Problem: The records below must be reproduced exactly, excluding any pictures.

Materials provided:
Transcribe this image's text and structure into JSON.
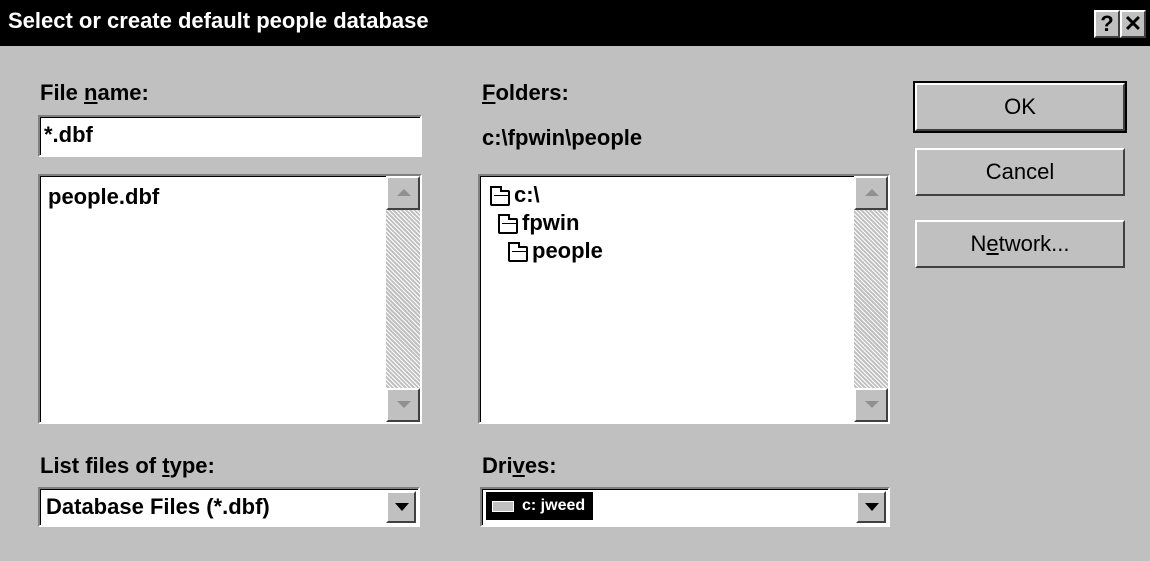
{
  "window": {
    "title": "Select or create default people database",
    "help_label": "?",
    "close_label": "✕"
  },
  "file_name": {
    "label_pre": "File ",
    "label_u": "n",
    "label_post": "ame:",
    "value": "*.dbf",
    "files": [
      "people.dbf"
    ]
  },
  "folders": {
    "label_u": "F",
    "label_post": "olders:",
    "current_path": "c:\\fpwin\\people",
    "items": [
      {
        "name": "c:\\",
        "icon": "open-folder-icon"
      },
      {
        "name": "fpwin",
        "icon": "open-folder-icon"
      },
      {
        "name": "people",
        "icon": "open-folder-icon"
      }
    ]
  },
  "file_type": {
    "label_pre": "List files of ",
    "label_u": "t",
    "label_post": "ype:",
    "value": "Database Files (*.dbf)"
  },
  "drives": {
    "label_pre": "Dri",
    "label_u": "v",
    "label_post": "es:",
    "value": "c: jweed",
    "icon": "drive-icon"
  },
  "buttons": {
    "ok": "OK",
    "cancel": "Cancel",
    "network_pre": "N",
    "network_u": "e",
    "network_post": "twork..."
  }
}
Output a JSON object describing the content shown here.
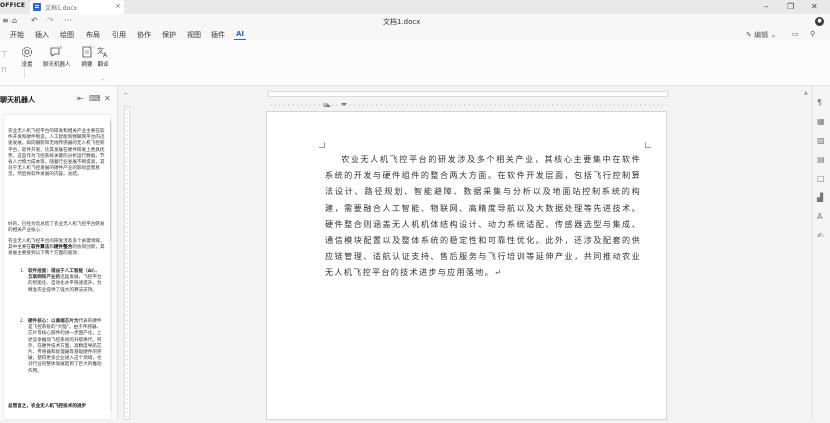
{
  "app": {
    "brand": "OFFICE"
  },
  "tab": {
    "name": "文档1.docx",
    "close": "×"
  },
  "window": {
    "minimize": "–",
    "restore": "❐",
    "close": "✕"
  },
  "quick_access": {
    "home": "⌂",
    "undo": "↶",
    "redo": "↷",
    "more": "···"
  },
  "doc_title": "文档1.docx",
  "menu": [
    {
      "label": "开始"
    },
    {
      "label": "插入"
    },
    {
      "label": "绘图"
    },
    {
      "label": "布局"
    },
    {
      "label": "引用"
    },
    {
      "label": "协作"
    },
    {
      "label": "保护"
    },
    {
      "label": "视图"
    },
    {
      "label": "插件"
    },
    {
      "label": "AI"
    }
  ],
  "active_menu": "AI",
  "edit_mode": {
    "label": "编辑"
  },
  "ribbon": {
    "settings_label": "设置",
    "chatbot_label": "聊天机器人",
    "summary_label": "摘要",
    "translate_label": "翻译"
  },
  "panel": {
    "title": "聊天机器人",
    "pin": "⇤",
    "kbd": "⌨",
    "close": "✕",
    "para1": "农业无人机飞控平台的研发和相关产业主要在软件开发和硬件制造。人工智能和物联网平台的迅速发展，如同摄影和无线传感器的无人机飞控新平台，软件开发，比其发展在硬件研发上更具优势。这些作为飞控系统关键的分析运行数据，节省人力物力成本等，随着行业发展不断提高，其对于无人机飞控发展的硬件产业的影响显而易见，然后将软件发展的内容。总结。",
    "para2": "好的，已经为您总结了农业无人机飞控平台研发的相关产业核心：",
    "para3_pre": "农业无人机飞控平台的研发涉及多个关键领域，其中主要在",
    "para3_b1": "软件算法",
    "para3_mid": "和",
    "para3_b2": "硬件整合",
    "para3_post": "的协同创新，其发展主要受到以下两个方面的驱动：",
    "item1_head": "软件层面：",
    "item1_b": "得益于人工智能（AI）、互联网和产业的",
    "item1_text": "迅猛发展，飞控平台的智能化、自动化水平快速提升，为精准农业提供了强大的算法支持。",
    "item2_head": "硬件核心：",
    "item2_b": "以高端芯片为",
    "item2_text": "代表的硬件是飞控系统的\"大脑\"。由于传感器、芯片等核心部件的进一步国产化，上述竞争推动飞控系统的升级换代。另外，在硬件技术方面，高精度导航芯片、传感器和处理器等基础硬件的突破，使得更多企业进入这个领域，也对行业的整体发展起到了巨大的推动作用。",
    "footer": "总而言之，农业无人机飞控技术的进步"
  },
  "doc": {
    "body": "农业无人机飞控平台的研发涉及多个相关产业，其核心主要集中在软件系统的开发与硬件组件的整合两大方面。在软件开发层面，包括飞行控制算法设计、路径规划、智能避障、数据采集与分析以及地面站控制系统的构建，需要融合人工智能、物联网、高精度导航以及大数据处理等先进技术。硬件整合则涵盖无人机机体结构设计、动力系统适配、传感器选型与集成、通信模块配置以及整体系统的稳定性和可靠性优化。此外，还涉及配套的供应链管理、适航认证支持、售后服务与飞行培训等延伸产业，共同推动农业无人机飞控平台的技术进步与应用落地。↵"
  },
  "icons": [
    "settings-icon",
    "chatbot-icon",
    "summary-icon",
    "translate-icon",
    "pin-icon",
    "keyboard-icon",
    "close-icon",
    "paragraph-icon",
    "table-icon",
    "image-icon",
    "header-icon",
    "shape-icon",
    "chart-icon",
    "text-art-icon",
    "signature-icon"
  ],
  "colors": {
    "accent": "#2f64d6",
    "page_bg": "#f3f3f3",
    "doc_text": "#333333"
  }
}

Output for this exercise:
Transcribe this image's text and structure into JSON.
{
  "window": {
    "title": "Select or create default people database",
    "help_label": "?",
    "close_label": "✕"
  },
  "file_name": {
    "label_pre": "File ",
    "label_u": "n",
    "label_post": "ame:",
    "value": "*.dbf",
    "files": [
      "people.dbf"
    ]
  },
  "folders": {
    "label_u": "F",
    "label_post": "olders:",
    "current_path": "c:\\fpwin\\people",
    "items": [
      {
        "name": "c:\\",
        "icon": "open-folder-icon"
      },
      {
        "name": "fpwin",
        "icon": "open-folder-icon"
      },
      {
        "name": "people",
        "icon": "open-folder-icon"
      }
    ]
  },
  "file_type": {
    "label_pre": "List files of ",
    "label_u": "t",
    "label_post": "ype:",
    "value": "Database Files (*.dbf)"
  },
  "drives": {
    "label_pre": "Dri",
    "label_u": "v",
    "label_post": "es:",
    "value": "c: jweed",
    "icon": "drive-icon"
  },
  "buttons": {
    "ok": "OK",
    "cancel": "Cancel",
    "network_pre": "N",
    "network_u": "e",
    "network_post": "twork..."
  }
}
Output a JSON object describing the content shown here.
{
  "app": {
    "brand": "OFFICE"
  },
  "tab": {
    "name": "文档1.docx",
    "close": "×"
  },
  "window": {
    "minimize": "–",
    "restore": "❐",
    "close": "✕"
  },
  "quick_access": {
    "home": "⌂",
    "undo": "↶",
    "redo": "↷",
    "more": "···"
  },
  "doc_title": "文档1.docx",
  "menu": [
    {
      "label": "开始"
    },
    {
      "label": "插入"
    },
    {
      "label": "绘图"
    },
    {
      "label": "布局"
    },
    {
      "label": "引用"
    },
    {
      "label": "协作"
    },
    {
      "label": "保护"
    },
    {
      "label": "视图"
    },
    {
      "label": "插件"
    },
    {
      "label": "AI"
    }
  ],
  "active_menu": "AI",
  "edit_mode": {
    "label": "编辑"
  },
  "ribbon": {
    "settings_label": "设置",
    "chatbot_label": "聊天机器人",
    "summary_label": "摘要",
    "translate_label": "翻译"
  },
  "panel": {
    "title": "聊天机器人",
    "pin": "⇤",
    "kbd": "⌨",
    "close": "✕",
    "para1": "农业无人机飞控平台的研发和相关产业主要在软件开发和硬件制造。人工智能和物联网平台的迅速发展，如同摄影和无线传感器的无人机飞控新平台，软件开发，比其发展在硬件研发上更具优势。这些作为飞控系统关键的分析运行数据，节省人力物力成本等，随着行业发展不断提高，其对于无人机飞控发展的硬件产业的影响显而易见，然后将软件发展的内容。总结。",
    "para2": "好的，已经为您总结了农业无人机飞控平台研发的相关产业核心：",
    "para3_pre": "农业无人机飞控平台的研发涉及多个关键领域，其中主要在",
    "para3_b1": "软件算法",
    "para3_mid": "和",
    "para3_b2": "硬件整合",
    "para3_post": "的协同创新，其发展主要受到以下两个方面的驱动：",
    "item1_head": "软件层面：",
    "item1_b": "得益于人工智能（AI）、互联网和产业的",
    "item1_text": "迅猛发展，飞控平台的智能化、自动化水平快速提升，为精准农业提供了强大的算法支持。",
    "item2_head": "硬件核心：",
    "item2_b": "以高端芯片为",
    "item2_text": "代表的硬件是飞控系统的\"大脑\"。由于传感器、芯片等核心部件的进一步国产化，上述竞争推动飞控系统的升级换代。另外，在硬件技术方面，高精度导航芯片、传感器和处理器等基础硬件的突破，使得更多企业进入这个领域，也对行业的整体发展起到了巨大的推动作用。",
    "footer": "总而言之，农业无人机飞控技术的进步"
  },
  "doc": {
    "body": "农业无人机飞控平台的研发涉及多个相关产业，其核心主要集中在软件系统的开发与硬件组件的整合两大方面。在软件开发层面，包括飞行控制算法设计、路径规划、智能避障、数据采集与分析以及地面站控制系统的构建，需要融合人工智能、物联网、高精度导航以及大数据处理等先进技术。硬件整合则涵盖无人机机体结构设计、动力系统适配、传感器选型与集成、通信模块配置以及整体系统的稳定性和可靠性优化。此外，还涉及配套的供应链管理、适航认证支持、售后服务与飞行培训等延伸产业，共同推动农业无人机飞控平台的技术进步与应用落地。↵"
  },
  "icons": [
    "settings-icon",
    "chatbot-icon",
    "summary-icon",
    "translate-icon",
    "pin-icon",
    "keyboard-icon",
    "close-icon",
    "paragraph-icon",
    "table-icon",
    "image-icon",
    "header-icon",
    "shape-icon",
    "chart-icon",
    "text-art-icon",
    "signature-icon"
  ],
  "colors": {
    "accent": "#2f64d6",
    "page_bg": "#f3f3f3",
    "doc_text": "#333333"
  }
}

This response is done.